Winston coal mine once a busy place

A one-time major Daviess County industry played out to oblivion in 1958. At a county tax sale, the Winston coal mine failed to produce one interested bidder with only a tax bill of $317.10 pending. That wouldn’t have been the case in earlier years.

A one-time major Daviess County industry played out to oblivion in 1958. At a county tax sale, the Winston coal mine failed to produce one interested bidder with only a tax bill of $317.10 pending. That wouldn’t have been the case in earlier years.

Efforts to mine coal in Daviess County dates back as far as 1871 when an effort was made to form a company soon after a vein of fuel was discovered on a farm belonging to John S. Hughes. This failed, and nothing was done until about the turn of the century when the first shaft was sunk at a depth of 345 feet.

Lack of capital, cooperation and interest soon halted that venture. But in 1934 J.O. Elliott of Cameron opened the shaft, extended it and struck a 36-inch vein of fine quality bituminous coal. This effort ended in failure when litigation over the property forced its sale to satisfy creditors.

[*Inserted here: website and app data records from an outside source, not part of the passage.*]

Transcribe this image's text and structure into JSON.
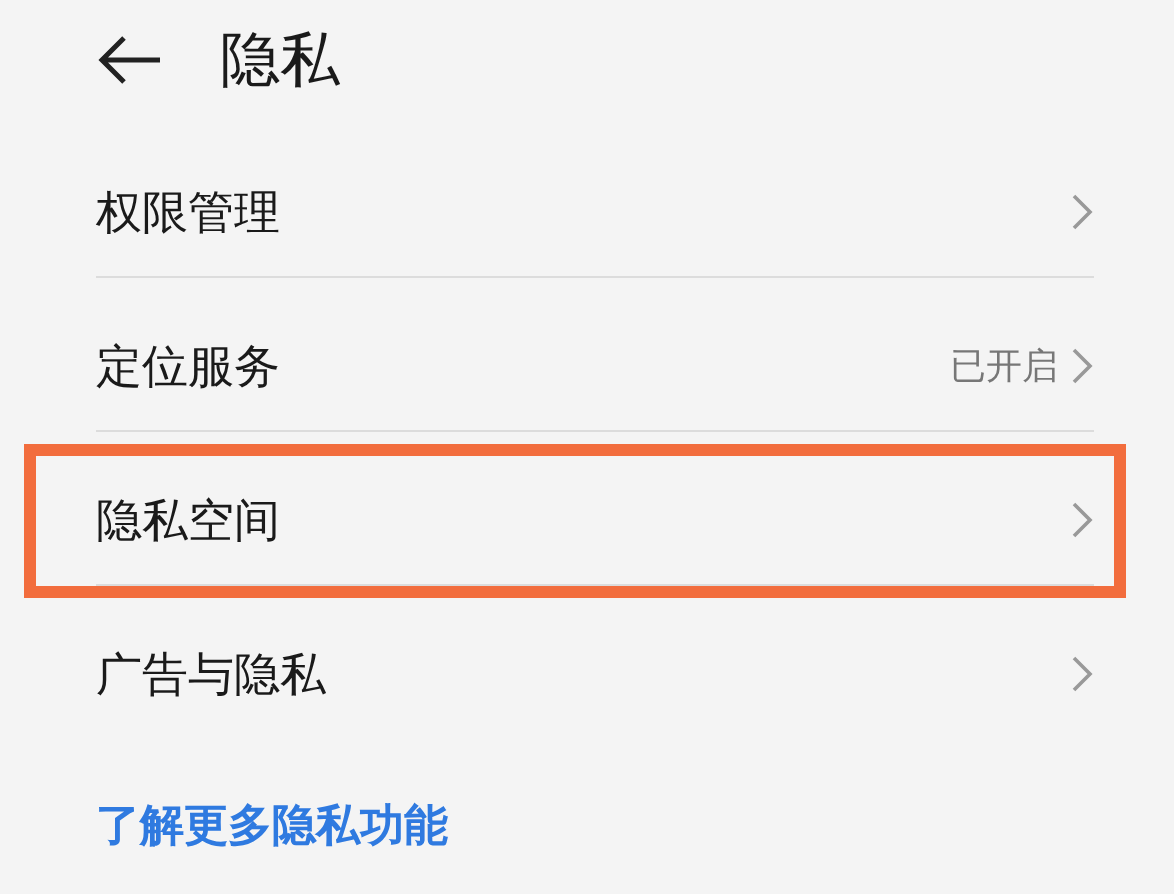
{
  "header": {
    "title": "隐私"
  },
  "rows": [
    {
      "label": "权限管理",
      "highlighted": false
    },
    {
      "label": "定位服务",
      "value": "已开启",
      "highlighted": false
    },
    {
      "label": "隐私空间",
      "highlighted": true
    },
    {
      "label": "广告与隐私",
      "highlighted": false
    }
  ],
  "link": "了解更多隐私功能"
}
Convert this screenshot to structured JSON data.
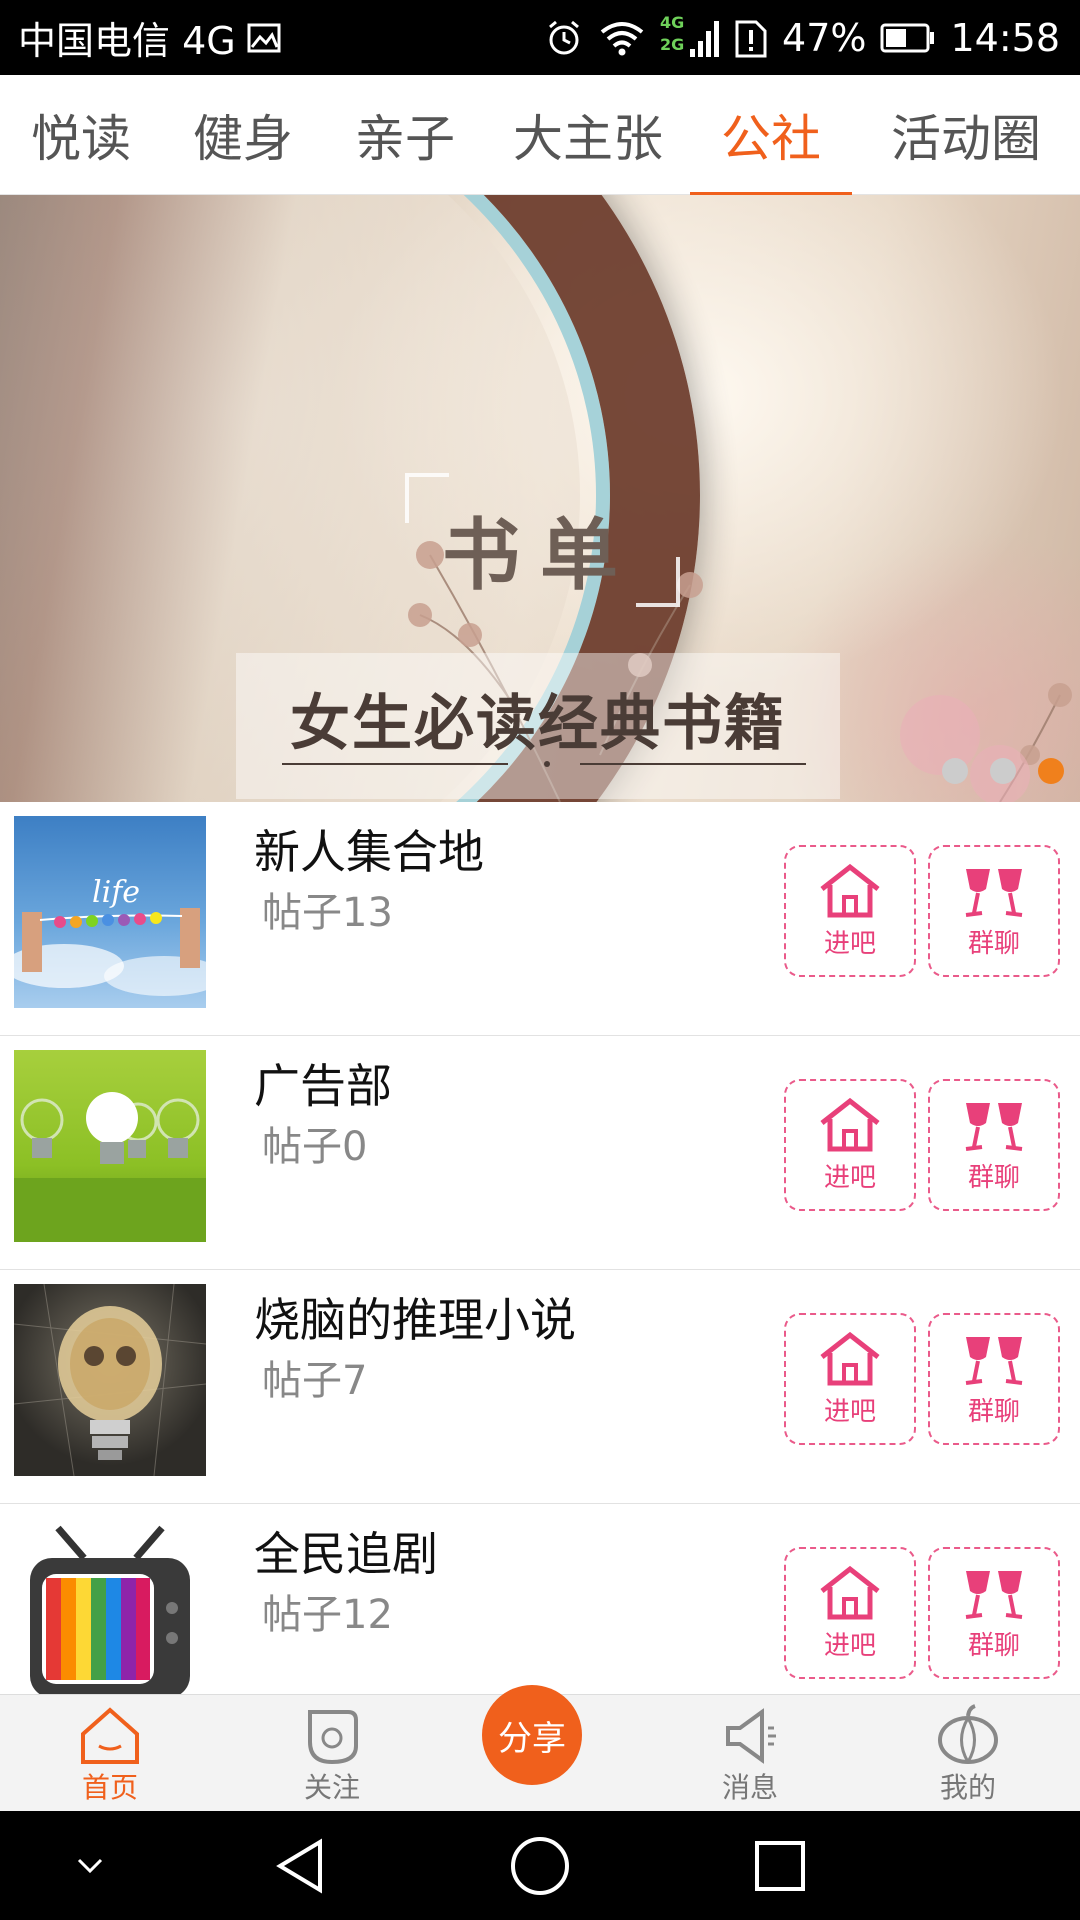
{
  "status_bar": {
    "carrier": "中国电信 4G",
    "network_top": "4G",
    "network_bottom": "2G",
    "battery": "47%",
    "time": "14:58"
  },
  "tabs": [
    {
      "label": "悦读",
      "active": false
    },
    {
      "label": "健身",
      "active": false
    },
    {
      "label": "亲子",
      "active": false
    },
    {
      "label": "大主张",
      "active": false
    },
    {
      "label": "公社",
      "active": true
    },
    {
      "label": "活动圈",
      "active": false
    }
  ],
  "banner": {
    "title": "书单",
    "subtitle": "女生必读经典书籍",
    "dots_total": 3,
    "active_dot": 3
  },
  "groups": [
    {
      "name": "新人集合地",
      "posts": "帖子13",
      "thumb": "hands-life-hearts"
    },
    {
      "name": "广告部",
      "posts": "帖子0",
      "thumb": "light-bulbs-green"
    },
    {
      "name": "烧脑的推理小说",
      "posts": "帖子7",
      "thumb": "glowing-bulb-owl"
    },
    {
      "name": "全民追剧",
      "posts": "帖子12",
      "thumb": "rainbow-tv"
    }
  ],
  "actions": {
    "enter_label": "进吧",
    "chat_label": "群聊"
  },
  "bottom_nav": {
    "home": "首页",
    "follow": "关注",
    "share": "分享",
    "messages": "消息",
    "mine": "我的"
  },
  "colors": {
    "accent": "#f0601c",
    "action_pink": "#e8407a"
  }
}
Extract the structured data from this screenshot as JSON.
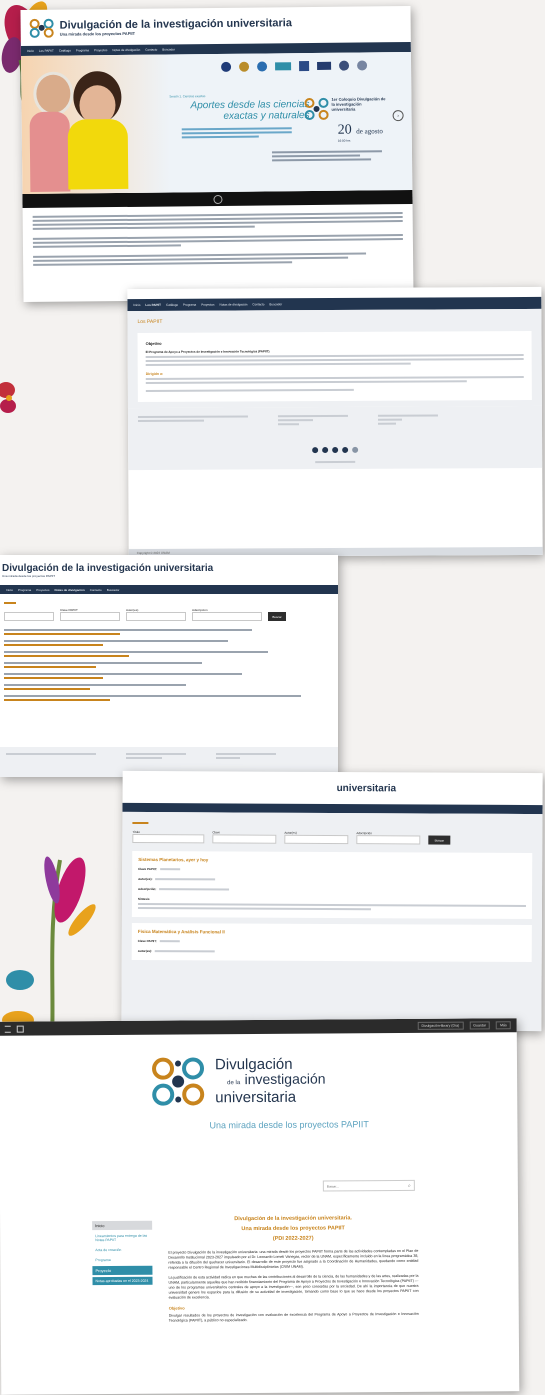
{
  "site": {
    "title": "Divulgación de la investigación universitaria",
    "subtitle": "Una mirada desde los proyectos PAPIIT"
  },
  "nav": {
    "items": [
      "Inicio",
      "Los PAPIIT",
      "Catálogo",
      "Programa",
      "Proyectos",
      "Notas de divulgación",
      "Contacto",
      "Buscador"
    ]
  },
  "hero": {
    "kicker": "Sesión 1. Ciencias exactas",
    "heading": "Aportes desde las ciencias exactas y naturales",
    "event_logo_title": "1er Coloquio Divulgación de la investigación universitaria",
    "date_big": "20",
    "date_month": "de agosto",
    "date_time": "16:00 hrs"
  },
  "shot2": {
    "section_title": "Los PAPIIT",
    "objective_heading": "Objetivo",
    "objective_lead": "El Programa de Apoyo a Proyectos de Investigación e Innovación Tecnológica (PAPIIT)",
    "dirigido_heading": "Dirigido a:",
    "footer_note": "Copyright © 2024 UNAM"
  },
  "shot3": {
    "title": "Divulgación de la investigación universitaria",
    "subtitle": "Una mirada desde los proyectos PAPIIT",
    "filter_labels": [
      "Clave PAPIIT",
      "Autor(es)",
      "Adscripción"
    ],
    "search_button": "Buscar"
  },
  "shot4": {
    "title": "universitaria",
    "filter_labels": [
      "Título",
      "Clave",
      "Autor(es)",
      "Adscripción"
    ],
    "search_button": "Buscar",
    "result1_title": "Sistemas Planetarios, ayer y hoy",
    "result2_title": "Física Matemática y Análisis Funcional II",
    "field_labels": [
      "Clave PAPIIT:",
      "Autor(es):",
      "Adscripción:",
      "Síntesis"
    ]
  },
  "shot5": {
    "toolbar_left": "",
    "toolbar_buttons": [
      "Divulgación-library (Dra)",
      "Guardar",
      "Más"
    ],
    "logo_line1": "Divulgación",
    "logo_line2_small": "de la",
    "logo_line2": "investigación",
    "logo_line3": "universitaria",
    "tagline": "Una mirada desde los proyectos PAPIIT",
    "search_placeholder": "Buscar...",
    "sidebar_items": [
      "Inicio",
      "Lineamientos para entrega de las Notas PAPIIT",
      "Acta de creación",
      "Programa",
      "Proyecto",
      "Notas aprobadas en el 2023-2024"
    ],
    "heading_line1": "Divulgación de la investigación universitaria.",
    "heading_line2": "Una mirada desde los proyectos PAPIIT",
    "heading_line3": "(PDI 2022-2027)",
    "para1": "El proyecto Divulgación de la investigación universitaria: una mirada desde los proyectos PAPIIT forma parte de las actividades contempladas en el Plan de Desarrollo Institucional 2023-2027 impulsado por el Dr. Leonardo Lomelí Vanegas, rector de la UNAM, específicamente incluido en la línea programática 38, referida a la difusión del quehacer universitario. El desarrollo de este proyecto fue asignado a la Coordinación de Humanidades, quedando como entidad responsable el Centro Regional de Investigaciones Multidisciplinarias (CRIM UNAM).",
    "para2": "La justificación de esta actividad radica en que muchas de las contribuciones al desarrollo de la ciencia, de las humanidades y de las artes, realizadas por la UNAM, particularmente aquellas que han recibido financiamiento del Programa de Apoyo a Proyectos de Investigación e Innovación Tecnológica (PAPIIT) —uno de los programas universitarios centrales de apoyo a la investigación—, son poco conocidas por la sociedad. De ahí la importancia de que nuestra universidad genere los espacios para la difusión de su actividad de investigación, tomando como base lo que se hace desde los proyectos PAPIIT con evaluación de excelencia.",
    "objetivo_heading": "Objetivo",
    "para3": "Divulgar resultados de los proyectos de investigación con evaluación de excelencia del Programa de Apoyo a Proyectos de Investigación e Innovación Tecnológica (PAPIIT), a público no especializado."
  },
  "colors": {
    "navy": "#22354f",
    "orange": "#c8841d",
    "teal": "#2f8ea8",
    "rose": "#c2186b"
  }
}
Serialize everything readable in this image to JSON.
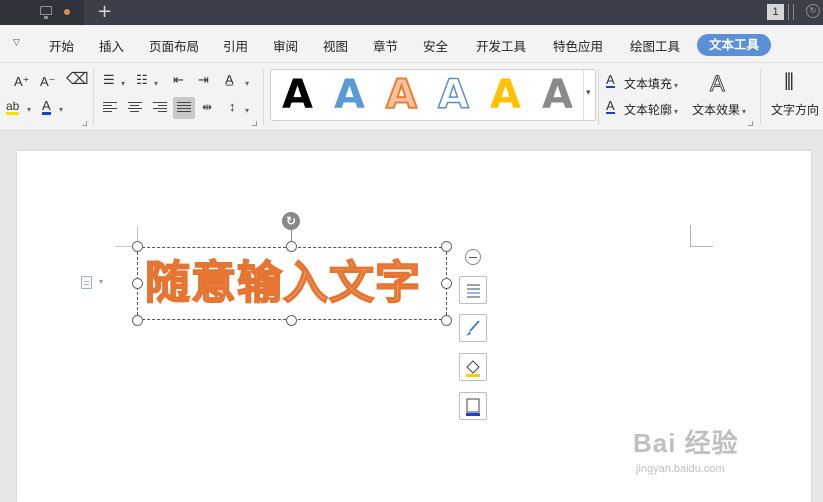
{
  "titlebar": {
    "new_tab_glyph": "+",
    "window_count": "1"
  },
  "menu": {
    "items": [
      "开始",
      "插入",
      "页面布局",
      "引用",
      "审阅",
      "视图",
      "章节",
      "安全",
      "开发工具",
      "特色应用",
      "绘图工具"
    ],
    "active": "文本工具"
  },
  "ribbon": {
    "gallery_glyph": "A",
    "text_fill_label": "文本填充",
    "text_outline_label": "文本轮廓",
    "text_effect_label": "文本效果",
    "text_direction_label": "文字方向",
    "font_grow": "A⁺",
    "font_shrink": "A⁻",
    "font_color_glyph": "A",
    "highlight_glyph": "ab"
  },
  "document": {
    "art_text": "随意输入文字"
  },
  "watermark": {
    "main": "Bai 经验",
    "sub": "jingyan.baidu.com"
  },
  "colors": {
    "accent": "#5b8fd8",
    "art_outline": "#e67532",
    "art_fill": "#f0b080"
  }
}
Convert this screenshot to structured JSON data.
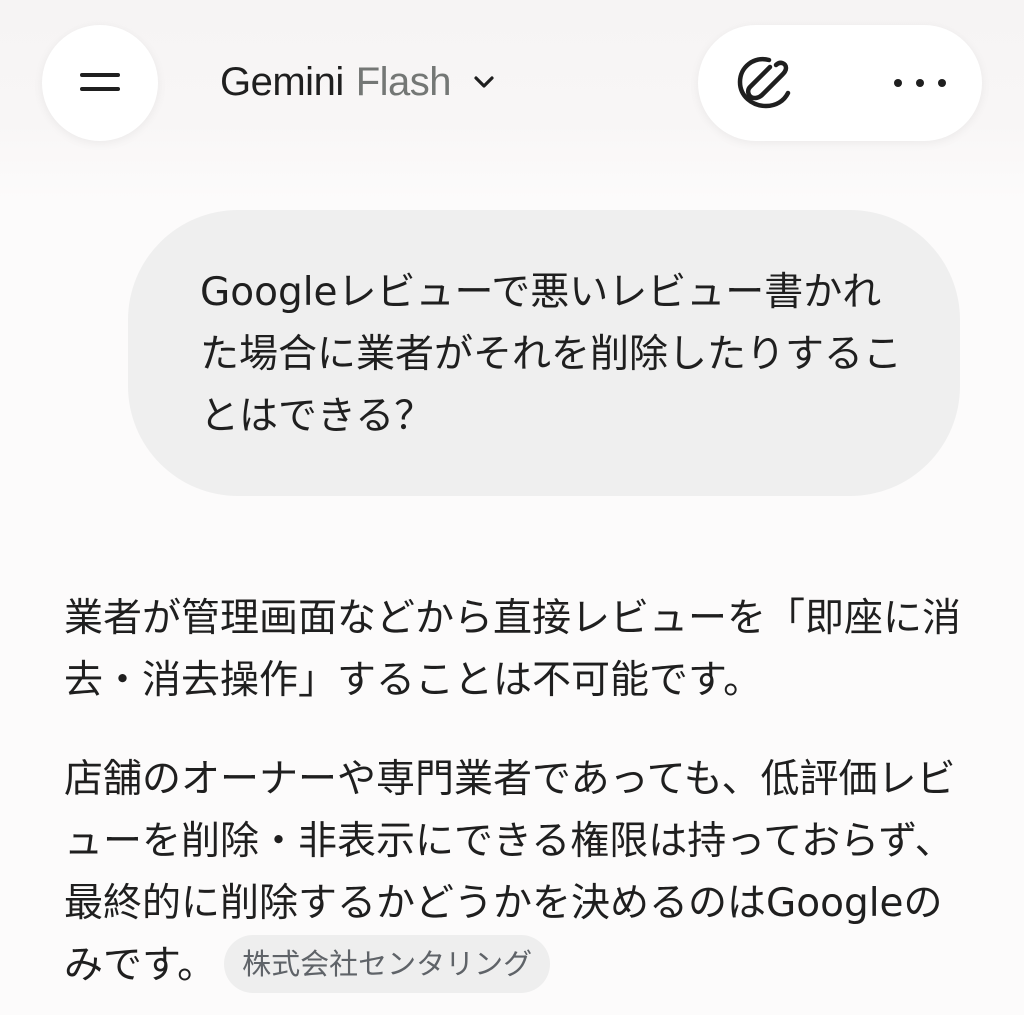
{
  "header": {
    "model_name": "Gemini",
    "model_variant": "Flash",
    "icons": {
      "menu": "menu-icon",
      "chevron": "chevron-down-icon",
      "new_chat": "new-chat-icon",
      "more": "more-horizontal-icon"
    }
  },
  "user_message": {
    "text": "Googleレビューで悪いレビュー書かれた場合に業者がそれを削除したりすることはできる？"
  },
  "response": {
    "paragraph_1": "業者が管理画面などから直接レビューを「即座に消去・消去操作」することは不可能です。",
    "paragraph_2": "店舗のオーナーや専門業者であっても、低評価レビューを削除・非表示にできる権限は持っておらず、最終的に削除するかどうかを決めるのはGoogleのみです。",
    "source_chip": "株式会社センタリング"
  },
  "colors": {
    "background": "#fcfbfb",
    "bubble": "#efefef",
    "text": "#1f1f1f",
    "muted": "#747775",
    "chip": "#eeeeee"
  }
}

The Winston Coal Company was formed in 1936 and a new larger shaft was sunk 300 feet from the old shaft. These were connected and new hoisting machinery, cutting equipment and a double caqe were installed. Improvements increased output to 200 tons a day for a time. There were as many as 50 men employed at the mine and Daviess County coal was trucked into all sections of Northwest Missouri.

In its later years of operation, the property changed ownership frequently and attempts to operate the mine profitably failed. Eventually, federal inspectors would no longer approve the shafts for safe working without costly repairs which the business could no longer support.

— from the Sept. 4, 1958, edition of the Gallatin Democrat